Material provided:
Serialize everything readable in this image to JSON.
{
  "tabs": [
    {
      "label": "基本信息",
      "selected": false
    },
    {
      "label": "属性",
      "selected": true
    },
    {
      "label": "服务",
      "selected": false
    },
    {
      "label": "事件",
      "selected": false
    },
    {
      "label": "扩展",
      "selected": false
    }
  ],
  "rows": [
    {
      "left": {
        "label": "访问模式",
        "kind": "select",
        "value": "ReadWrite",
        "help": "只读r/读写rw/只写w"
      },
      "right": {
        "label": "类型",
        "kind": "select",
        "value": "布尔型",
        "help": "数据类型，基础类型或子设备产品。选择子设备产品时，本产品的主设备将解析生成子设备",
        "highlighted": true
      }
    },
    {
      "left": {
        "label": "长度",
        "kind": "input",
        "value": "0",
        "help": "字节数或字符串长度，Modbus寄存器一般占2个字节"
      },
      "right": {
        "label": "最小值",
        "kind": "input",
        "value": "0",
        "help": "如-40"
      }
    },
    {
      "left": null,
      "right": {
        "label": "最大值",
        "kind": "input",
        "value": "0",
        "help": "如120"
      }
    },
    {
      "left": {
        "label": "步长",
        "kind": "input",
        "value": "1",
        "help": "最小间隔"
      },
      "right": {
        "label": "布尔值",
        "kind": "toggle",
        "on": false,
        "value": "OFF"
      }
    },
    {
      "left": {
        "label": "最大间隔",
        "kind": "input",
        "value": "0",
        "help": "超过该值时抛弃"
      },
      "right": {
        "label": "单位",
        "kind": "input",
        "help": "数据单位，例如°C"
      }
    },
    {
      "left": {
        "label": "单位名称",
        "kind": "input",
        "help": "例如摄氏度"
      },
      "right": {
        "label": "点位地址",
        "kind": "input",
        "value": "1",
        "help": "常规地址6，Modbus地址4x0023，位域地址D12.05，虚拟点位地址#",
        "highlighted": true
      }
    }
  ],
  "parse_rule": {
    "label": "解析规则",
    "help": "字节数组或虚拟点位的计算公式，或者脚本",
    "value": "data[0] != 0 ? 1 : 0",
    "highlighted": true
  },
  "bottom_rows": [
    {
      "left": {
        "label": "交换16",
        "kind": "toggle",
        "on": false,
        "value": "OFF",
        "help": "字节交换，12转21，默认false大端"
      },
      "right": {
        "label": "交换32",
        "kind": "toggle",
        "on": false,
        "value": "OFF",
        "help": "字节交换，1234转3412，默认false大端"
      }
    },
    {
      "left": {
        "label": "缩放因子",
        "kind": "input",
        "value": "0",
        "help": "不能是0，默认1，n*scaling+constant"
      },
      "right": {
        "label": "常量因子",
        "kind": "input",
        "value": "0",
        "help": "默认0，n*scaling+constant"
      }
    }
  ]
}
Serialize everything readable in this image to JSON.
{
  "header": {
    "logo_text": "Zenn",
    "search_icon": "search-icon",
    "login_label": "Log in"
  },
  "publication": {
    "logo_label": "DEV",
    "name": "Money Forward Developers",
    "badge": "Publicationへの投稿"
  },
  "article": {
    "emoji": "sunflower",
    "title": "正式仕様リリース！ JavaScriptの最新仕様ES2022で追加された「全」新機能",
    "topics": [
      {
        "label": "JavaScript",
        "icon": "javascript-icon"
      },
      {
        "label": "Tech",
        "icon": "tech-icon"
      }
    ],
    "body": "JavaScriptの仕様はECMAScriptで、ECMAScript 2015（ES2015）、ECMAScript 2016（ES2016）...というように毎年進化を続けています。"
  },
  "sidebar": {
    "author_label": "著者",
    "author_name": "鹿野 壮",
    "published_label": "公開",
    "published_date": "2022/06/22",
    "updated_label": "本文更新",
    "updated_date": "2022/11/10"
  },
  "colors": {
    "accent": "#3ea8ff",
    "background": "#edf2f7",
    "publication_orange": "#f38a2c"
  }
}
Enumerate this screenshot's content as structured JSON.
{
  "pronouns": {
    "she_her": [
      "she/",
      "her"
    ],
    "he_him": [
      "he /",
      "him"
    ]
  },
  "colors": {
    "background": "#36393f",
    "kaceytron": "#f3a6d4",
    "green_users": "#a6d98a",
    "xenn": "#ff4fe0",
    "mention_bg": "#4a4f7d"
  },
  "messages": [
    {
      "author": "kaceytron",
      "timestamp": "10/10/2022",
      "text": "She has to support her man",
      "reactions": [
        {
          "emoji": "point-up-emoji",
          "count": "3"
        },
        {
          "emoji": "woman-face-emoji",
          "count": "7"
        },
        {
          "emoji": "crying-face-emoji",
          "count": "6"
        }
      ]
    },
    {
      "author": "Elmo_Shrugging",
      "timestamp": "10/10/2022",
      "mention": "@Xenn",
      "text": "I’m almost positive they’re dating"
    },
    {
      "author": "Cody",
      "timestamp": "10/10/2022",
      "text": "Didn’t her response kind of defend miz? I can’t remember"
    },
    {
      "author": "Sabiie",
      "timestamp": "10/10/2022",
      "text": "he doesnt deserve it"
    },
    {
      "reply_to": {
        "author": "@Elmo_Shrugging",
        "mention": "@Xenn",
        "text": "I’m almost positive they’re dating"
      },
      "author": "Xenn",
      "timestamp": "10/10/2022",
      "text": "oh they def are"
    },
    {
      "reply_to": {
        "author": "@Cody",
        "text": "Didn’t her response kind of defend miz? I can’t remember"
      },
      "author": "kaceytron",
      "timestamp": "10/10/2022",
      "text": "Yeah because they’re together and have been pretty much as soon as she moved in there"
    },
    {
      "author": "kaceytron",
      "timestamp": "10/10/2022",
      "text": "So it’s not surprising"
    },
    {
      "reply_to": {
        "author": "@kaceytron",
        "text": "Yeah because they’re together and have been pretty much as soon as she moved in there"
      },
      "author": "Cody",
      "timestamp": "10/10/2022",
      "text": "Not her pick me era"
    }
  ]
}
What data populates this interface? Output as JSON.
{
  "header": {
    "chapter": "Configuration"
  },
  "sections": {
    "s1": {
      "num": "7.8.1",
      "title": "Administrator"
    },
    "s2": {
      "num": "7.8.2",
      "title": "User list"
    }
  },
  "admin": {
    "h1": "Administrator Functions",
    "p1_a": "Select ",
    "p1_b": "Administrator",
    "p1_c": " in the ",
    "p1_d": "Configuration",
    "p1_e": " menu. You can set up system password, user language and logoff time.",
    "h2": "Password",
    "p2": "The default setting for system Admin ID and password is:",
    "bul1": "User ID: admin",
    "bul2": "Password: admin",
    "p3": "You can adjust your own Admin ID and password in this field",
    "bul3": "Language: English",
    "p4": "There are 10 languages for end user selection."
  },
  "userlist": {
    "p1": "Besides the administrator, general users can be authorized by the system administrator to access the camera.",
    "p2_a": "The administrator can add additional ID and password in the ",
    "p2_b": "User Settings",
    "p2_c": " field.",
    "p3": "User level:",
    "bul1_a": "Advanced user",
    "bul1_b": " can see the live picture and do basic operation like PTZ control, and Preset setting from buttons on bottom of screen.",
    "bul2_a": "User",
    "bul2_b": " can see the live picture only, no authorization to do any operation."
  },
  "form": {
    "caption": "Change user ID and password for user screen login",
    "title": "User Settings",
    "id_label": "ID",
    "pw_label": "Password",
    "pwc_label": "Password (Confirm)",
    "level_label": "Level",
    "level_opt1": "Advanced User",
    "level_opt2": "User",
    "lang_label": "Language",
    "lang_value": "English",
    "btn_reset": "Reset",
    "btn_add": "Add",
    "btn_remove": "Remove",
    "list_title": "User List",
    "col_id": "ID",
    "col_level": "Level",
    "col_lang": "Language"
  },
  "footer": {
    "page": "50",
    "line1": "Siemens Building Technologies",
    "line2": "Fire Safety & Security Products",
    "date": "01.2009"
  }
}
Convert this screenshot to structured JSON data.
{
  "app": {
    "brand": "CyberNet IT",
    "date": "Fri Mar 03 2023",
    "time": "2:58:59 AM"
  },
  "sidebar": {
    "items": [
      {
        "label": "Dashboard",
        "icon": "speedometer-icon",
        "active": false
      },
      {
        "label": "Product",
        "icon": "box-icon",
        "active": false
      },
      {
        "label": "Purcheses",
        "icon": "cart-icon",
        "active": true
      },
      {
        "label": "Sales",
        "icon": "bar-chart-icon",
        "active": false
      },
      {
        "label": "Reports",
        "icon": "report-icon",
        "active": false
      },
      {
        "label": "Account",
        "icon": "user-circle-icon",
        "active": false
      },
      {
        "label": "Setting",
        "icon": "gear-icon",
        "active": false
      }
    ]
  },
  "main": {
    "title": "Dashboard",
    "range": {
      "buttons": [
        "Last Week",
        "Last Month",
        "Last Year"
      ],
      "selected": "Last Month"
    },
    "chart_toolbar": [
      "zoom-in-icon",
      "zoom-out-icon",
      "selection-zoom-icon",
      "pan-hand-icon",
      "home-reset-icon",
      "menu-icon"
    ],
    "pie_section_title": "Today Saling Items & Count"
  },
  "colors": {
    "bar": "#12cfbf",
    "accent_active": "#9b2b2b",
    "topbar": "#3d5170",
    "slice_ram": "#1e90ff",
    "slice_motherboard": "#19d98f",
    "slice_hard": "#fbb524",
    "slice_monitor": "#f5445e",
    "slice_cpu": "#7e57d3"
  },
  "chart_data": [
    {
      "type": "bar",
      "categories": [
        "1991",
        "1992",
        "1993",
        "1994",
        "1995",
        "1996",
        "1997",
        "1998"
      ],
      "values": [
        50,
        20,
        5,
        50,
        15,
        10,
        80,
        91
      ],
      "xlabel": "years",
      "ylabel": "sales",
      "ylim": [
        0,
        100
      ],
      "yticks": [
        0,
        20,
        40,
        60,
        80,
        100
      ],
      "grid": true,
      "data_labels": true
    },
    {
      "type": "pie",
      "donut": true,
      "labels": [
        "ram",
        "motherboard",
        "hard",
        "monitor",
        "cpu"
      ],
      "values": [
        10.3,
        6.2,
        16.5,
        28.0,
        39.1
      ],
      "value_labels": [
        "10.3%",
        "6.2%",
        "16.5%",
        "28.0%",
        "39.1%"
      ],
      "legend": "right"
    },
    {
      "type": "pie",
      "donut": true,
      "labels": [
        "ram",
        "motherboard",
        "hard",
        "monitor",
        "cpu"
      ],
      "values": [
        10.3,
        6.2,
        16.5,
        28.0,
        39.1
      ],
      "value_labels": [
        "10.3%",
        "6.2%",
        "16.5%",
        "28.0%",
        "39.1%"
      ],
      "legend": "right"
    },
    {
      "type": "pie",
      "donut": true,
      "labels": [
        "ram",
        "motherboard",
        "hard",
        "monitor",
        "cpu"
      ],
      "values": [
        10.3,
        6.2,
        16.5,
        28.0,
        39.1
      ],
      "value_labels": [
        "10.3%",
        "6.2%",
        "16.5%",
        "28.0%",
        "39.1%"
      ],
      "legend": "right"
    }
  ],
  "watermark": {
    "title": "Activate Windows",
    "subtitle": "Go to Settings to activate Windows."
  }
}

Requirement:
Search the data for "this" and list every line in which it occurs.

Completed exercise:
Serialize everything readable in this image to JSON.
Serialize everything readable in this image to JSON.
Enumerate this screenshot's content as structured JSON.
What data populates this interface? Output as JSON.
    "p3": "You can adjust your own Admin ID and password in this field",
Convert this screenshot to structured JSON data.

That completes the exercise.